- _Work request_:
Pull every "subtitle" line out of the data below.

- _Extracted information_:
= = =

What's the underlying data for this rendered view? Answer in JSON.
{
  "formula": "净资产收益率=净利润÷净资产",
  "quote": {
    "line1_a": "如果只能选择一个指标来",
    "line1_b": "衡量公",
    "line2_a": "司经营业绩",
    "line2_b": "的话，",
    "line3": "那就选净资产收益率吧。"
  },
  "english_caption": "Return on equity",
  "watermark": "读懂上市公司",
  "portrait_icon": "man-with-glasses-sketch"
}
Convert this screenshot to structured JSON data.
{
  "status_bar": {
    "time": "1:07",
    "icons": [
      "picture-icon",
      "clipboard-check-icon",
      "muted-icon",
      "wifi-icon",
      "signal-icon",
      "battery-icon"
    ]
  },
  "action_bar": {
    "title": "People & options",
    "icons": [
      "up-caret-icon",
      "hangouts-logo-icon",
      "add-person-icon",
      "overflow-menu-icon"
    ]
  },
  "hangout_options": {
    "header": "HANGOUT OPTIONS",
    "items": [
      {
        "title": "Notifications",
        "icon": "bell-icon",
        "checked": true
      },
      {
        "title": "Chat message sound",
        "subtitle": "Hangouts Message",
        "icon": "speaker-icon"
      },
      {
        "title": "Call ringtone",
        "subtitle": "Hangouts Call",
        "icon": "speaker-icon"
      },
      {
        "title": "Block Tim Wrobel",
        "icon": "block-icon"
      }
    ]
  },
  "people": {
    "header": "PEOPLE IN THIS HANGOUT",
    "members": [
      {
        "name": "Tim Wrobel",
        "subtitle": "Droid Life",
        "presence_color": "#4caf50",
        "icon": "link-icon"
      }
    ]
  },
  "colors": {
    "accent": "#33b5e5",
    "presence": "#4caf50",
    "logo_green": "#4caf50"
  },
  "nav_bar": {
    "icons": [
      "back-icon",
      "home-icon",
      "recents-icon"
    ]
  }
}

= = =

- _Output below_:
        "subtitle": "Hangouts Message",
        "subtitle": "Hangouts Call",
        "subtitle": "Droid Life",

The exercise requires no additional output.